Shawn Mendes, "Wonder" (Island)
Perhaps the most shopworn but reliable pop star subject matter is "How did I get here?" followed by "Will they let me stay?" Megafame is lonely, leaving sensitive souls to ponder whether they're worthy of all the attention showered upon them. And megafame is distorting, making it hard to assert your identity when the public-facing nature of your work defines you long before you can define yourself.
From that resulting existential uncertainty, Shawn Mendes has made hay. His search — for himself, for love, for approbation, for confidence — has become the most vivid subject of his music. That was true on his self-titled 2018 album — his third full-length, which pulsed with theatrical dolor — and is even more so on his new album, a maze of occasionally catchy songs about self-doubt and moroseness interspersed with breathless pleas of love.
"You have a million different faces/ But they'll never understand," he sings at the beginning of the sweetly ponderous "Intro," the album opener, rendered with torch-song sorrow.

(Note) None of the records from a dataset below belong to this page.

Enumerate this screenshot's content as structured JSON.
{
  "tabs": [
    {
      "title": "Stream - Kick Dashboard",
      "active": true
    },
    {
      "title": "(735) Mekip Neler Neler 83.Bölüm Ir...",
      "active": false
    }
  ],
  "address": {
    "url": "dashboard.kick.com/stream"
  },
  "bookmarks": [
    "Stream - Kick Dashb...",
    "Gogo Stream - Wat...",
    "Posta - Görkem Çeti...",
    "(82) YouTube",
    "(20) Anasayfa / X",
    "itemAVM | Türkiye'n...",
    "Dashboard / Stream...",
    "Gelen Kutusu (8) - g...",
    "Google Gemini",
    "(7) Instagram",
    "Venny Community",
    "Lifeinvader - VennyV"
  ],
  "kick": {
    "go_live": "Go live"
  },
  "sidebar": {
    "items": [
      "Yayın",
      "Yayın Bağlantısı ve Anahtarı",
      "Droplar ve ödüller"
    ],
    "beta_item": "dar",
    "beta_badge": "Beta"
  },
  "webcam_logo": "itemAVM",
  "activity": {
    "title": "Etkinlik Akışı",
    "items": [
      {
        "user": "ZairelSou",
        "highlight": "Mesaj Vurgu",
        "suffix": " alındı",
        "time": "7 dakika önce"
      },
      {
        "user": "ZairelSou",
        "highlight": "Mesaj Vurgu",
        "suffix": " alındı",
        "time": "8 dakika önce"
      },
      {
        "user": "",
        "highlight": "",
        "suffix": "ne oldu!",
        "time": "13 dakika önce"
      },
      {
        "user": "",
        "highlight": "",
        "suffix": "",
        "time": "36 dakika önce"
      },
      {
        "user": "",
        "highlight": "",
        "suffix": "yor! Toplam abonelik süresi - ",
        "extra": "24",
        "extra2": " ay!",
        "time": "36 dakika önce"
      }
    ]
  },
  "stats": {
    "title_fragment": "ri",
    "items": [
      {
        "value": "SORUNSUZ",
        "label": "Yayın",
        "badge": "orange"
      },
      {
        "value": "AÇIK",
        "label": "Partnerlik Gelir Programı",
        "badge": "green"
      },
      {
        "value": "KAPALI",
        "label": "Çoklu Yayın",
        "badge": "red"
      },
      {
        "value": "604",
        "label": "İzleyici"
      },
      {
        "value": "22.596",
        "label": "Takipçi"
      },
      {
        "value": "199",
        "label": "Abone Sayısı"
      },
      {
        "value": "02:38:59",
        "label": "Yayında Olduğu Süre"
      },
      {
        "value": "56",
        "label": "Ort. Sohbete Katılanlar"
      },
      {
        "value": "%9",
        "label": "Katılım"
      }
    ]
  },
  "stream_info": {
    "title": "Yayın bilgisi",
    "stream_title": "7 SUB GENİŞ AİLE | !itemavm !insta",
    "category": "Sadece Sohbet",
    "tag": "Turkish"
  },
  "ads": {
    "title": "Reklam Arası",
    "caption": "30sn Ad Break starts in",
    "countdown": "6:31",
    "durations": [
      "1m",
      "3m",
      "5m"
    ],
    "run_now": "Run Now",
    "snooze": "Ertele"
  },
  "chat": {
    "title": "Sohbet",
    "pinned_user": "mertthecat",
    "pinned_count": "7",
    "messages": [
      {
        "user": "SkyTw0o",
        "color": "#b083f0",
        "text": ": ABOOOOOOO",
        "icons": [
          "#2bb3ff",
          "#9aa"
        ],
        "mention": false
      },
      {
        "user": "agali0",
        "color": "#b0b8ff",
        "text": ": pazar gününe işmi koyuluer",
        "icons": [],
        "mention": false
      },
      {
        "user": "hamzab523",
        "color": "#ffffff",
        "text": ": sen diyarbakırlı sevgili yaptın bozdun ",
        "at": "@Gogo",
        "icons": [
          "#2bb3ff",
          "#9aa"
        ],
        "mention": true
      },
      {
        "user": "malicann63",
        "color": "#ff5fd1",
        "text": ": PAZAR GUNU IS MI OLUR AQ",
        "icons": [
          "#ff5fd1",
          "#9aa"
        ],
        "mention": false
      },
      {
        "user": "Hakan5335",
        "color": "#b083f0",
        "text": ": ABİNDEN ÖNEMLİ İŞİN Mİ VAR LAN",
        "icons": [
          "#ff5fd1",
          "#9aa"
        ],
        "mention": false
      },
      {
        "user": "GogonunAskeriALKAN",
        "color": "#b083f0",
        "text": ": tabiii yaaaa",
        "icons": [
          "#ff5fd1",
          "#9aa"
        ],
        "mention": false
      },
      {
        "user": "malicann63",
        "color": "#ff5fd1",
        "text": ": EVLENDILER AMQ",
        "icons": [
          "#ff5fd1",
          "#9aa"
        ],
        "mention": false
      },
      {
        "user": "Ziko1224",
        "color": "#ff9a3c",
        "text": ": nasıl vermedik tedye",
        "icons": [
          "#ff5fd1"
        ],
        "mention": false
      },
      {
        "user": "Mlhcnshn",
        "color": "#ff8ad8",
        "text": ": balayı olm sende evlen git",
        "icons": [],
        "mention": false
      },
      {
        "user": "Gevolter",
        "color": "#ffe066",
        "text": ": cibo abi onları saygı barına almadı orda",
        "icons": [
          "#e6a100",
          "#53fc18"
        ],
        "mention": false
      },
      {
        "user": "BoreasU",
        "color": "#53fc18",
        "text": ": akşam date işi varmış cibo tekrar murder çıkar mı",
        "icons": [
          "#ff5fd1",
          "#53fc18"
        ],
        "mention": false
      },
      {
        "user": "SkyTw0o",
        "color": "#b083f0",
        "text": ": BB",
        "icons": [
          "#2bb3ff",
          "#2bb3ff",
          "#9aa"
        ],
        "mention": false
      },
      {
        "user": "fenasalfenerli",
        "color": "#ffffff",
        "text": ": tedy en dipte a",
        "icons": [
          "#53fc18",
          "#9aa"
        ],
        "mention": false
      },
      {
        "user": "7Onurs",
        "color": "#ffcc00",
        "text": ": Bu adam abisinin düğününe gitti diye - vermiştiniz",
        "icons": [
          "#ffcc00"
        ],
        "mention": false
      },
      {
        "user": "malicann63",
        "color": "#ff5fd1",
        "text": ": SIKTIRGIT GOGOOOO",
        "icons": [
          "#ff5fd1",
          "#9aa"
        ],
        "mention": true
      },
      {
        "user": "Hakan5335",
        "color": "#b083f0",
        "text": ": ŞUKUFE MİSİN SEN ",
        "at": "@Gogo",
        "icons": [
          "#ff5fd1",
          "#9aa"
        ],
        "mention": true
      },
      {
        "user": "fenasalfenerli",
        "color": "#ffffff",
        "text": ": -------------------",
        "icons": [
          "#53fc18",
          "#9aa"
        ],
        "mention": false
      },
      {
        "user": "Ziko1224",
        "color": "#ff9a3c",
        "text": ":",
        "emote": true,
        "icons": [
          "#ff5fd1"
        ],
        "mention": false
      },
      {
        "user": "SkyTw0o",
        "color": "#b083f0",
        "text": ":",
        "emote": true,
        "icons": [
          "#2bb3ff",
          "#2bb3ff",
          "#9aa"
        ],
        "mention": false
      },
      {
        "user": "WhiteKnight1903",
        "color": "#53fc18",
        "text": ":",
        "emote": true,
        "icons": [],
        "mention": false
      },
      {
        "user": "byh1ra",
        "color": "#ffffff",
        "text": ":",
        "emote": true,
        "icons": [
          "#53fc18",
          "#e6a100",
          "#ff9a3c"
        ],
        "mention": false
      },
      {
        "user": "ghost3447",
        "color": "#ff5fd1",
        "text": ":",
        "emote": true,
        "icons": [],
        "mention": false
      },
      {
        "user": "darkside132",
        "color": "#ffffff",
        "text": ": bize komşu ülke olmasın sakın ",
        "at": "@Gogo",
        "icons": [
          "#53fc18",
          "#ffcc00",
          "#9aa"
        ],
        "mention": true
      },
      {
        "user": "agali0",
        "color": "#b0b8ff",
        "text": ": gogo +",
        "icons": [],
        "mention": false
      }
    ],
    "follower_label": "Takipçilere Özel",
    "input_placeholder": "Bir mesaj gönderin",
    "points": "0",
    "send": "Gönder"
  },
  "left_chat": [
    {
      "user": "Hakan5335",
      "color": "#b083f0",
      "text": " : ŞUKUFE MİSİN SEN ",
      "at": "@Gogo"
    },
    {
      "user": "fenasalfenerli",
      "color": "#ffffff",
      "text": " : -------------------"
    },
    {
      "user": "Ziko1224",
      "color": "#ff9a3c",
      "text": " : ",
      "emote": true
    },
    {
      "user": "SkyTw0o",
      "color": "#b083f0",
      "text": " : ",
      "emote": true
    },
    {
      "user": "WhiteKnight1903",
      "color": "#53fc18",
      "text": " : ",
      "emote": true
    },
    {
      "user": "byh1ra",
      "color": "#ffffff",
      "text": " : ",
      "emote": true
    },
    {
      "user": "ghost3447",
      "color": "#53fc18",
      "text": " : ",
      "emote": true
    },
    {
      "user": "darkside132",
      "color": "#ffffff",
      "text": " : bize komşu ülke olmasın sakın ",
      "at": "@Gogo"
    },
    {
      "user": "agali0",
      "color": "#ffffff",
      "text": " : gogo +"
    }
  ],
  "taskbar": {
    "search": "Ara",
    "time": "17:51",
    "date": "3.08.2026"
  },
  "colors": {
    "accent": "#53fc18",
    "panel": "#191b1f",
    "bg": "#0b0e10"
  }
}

That's followed by the stomping, stirring title track, the song with the most vigor here. He sounds most alive when in agony: "If I'm being real/ do I speak my truth or do I filter how I feel?"
"Wonder" is, overall, much less polished than Mendes' last album or the one prior, "Illuminate," released in 2016 and still his best work, which featured oodles of tightly zipped and anxious teen pop-rock.
The most famous male pop star of the past decade is burdened by a similar ambivalence about success. That would be Justin Bieber, who duets with Mendes on "Monster," a smoky, smooth mope-off, with the two singers performing a kind of gut check for their fans. "You put me on a pedestal and tell me I'm the best," Mendes sings, without a flicker of joy.
Four years and a couple of lifetimes older than Mendes, Bieber has long been a performer for whom superstardom itself is the raison d'être. His verse is more tart, more nostril-flare: "Lifting me up, lifting me up, and tearing me down, tearing me down." He sounds exasperated, over it. An older brother letting his little brother know just how cruel the world can be.
Jon Caramanica, New York Times